Yang Lian is a Chinese poet and essayist, a founder-member of the Independent Chinese PEN Centre and an active member of the board of PEN International.
In 1974, as a teenager growing up in communist China, he was sent to Changping country near Beijing to undergo ‘re-education through labour’, where he undertook a range of hard physical tasks such as digging graves.
His poetry became well-known in the West in the 1980s when his sequence ‘Noriland’ was criticised by the Chinese authorities.
This was part of a drive by the Chinese authorities to curb the influence of Western liberal ideas within the Chinese populace.
Associated with the so-called “misty poets”, Yang Lian’s work was seen as challenging to the Chinese regime because it refused to engage in Communist propaganda:
On his website, he tells Villa La Pietraabout these early experiences: ‘the reasons we had been called misty or ménglóng to me was very simple: because, as I have said, we tried to use our own language to express our own feelings, but an ‘our own language’ means to use the words and the language we can feel, which we can understand, which we feel is linked to our real experience.’
‘In this sense, all those huge political empty words like “socialism”, “capitalism”, “history”, “materialism” and so on are empty concepts not real feelings.’
He was out of the country visiting the University of Auckland in 1989 when the Tiannanmen Square massacre took place and was involved in protests against the actions of the Chinese government. His work was blacklisted after 4 June 1989 and two collections awaiting publication were pulped. Since then he has lived in exile in New Zealand.
He remains outspoken on issues of censorship in China and elsewhere, describing a worsening in state censorship in his home country which he attributes to a slide backward in recent years, as ‘the government [is] trying to pursue the communist tradition of controlling expression and thoughts’ in an interview with Deutsche Wellewebsite.
His own work is still censored in China and Chinese territories. As recently as 2011, Lian’s ‘The Narrative Poem,’ an autobiographical work, only survived one day in China’s bookshops before all 3,000 copies were withdrawn and destroyed because one part of the poem referred to the Tiananmen Square massacre.
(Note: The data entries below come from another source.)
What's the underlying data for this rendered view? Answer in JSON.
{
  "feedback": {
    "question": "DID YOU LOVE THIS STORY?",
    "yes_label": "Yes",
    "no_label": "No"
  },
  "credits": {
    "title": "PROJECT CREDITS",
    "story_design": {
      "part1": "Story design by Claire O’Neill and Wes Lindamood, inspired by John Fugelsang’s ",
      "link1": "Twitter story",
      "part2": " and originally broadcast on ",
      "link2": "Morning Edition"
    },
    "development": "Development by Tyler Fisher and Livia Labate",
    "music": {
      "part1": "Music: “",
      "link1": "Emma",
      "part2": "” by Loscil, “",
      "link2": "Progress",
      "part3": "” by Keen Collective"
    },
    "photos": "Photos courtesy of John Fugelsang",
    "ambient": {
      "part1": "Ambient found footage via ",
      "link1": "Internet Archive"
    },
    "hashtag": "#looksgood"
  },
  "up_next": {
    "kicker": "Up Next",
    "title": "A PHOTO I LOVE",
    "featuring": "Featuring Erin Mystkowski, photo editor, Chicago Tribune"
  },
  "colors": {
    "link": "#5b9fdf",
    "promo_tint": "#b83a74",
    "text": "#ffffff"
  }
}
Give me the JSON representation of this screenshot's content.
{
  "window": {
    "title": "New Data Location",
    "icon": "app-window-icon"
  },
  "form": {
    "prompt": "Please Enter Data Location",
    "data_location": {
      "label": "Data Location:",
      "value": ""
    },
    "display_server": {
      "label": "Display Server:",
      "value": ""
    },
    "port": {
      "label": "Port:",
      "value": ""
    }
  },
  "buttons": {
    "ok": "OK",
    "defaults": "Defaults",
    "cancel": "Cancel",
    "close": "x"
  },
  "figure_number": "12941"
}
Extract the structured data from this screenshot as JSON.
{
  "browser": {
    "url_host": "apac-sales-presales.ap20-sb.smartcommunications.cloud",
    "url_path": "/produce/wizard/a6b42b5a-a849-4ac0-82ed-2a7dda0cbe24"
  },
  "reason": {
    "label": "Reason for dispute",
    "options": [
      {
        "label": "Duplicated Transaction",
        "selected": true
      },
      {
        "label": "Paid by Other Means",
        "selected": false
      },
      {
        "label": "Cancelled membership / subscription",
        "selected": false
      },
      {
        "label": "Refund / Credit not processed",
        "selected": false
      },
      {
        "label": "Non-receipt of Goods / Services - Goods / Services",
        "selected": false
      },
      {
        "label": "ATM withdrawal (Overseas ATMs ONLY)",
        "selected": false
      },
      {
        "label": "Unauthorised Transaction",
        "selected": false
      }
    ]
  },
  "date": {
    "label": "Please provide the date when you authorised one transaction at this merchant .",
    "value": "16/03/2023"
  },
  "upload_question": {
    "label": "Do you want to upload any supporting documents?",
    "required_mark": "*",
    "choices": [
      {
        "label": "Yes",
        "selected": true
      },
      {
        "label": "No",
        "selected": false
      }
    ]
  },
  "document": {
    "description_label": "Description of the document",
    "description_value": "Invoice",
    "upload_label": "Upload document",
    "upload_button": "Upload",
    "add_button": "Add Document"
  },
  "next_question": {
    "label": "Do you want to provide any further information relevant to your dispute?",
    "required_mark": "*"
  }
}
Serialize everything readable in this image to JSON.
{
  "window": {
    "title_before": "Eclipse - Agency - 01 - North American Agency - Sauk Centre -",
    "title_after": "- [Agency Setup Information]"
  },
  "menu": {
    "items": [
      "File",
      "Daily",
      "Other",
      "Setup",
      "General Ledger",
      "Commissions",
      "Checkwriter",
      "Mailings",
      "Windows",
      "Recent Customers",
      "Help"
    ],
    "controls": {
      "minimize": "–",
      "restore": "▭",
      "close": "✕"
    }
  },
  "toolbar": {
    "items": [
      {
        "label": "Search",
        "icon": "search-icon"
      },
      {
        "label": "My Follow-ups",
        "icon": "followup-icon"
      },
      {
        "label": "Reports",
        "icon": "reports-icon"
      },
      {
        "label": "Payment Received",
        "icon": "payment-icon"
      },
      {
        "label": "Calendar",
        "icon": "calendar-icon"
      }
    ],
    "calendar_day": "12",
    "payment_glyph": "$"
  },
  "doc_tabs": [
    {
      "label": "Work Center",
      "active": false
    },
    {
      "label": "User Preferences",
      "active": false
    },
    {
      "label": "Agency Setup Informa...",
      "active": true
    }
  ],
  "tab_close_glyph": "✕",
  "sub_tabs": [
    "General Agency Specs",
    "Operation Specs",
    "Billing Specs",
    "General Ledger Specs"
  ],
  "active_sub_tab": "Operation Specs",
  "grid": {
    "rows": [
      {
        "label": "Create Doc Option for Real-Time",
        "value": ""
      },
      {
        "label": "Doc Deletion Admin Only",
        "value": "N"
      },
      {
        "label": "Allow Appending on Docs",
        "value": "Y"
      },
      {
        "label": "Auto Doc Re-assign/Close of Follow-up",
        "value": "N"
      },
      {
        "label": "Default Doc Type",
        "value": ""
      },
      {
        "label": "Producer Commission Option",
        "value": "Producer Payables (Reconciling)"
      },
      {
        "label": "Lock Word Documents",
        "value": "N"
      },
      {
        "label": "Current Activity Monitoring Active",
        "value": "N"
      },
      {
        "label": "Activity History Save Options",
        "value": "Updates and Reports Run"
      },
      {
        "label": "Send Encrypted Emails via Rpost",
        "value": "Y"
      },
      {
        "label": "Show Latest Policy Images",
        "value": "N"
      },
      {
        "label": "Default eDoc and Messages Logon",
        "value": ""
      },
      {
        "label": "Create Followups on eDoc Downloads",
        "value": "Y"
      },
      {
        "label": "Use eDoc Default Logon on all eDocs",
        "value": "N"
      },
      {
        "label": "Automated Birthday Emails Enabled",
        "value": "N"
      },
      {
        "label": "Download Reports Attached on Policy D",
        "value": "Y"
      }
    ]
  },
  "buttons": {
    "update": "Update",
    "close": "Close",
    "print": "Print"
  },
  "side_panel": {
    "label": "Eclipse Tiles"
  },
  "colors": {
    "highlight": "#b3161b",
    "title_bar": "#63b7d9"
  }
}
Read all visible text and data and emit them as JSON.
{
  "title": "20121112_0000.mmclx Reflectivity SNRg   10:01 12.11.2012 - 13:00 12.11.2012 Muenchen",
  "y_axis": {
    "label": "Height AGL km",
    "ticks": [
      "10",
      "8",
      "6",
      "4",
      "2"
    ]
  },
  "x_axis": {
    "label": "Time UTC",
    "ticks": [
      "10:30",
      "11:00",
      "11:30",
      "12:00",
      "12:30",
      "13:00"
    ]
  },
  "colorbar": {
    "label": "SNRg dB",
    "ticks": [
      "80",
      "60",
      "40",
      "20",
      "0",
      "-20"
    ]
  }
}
As the poet himself describes in a recent interview, ‘Since the crackdown of the democratic movement and the massacre in June 1989 is still taboo, the poem was registered and watched very closely. The publishing company Huaxia got a warning directly from the government. The very sad result was that the book died.’
‘The awful fact that the book was destroyed actually was a kind of approval of the depth and power of poetry which also meant that even in a time when people said nobody reads poetry, poems were indeed being read.’
Lian has been an active member of the board of PEN International since 2008, advising on PEN’s Free the Word festival events and working as artistic director on the seminar series Unique Mother Tongue.
In 2012 he read and discussed his work at the PEN America Centre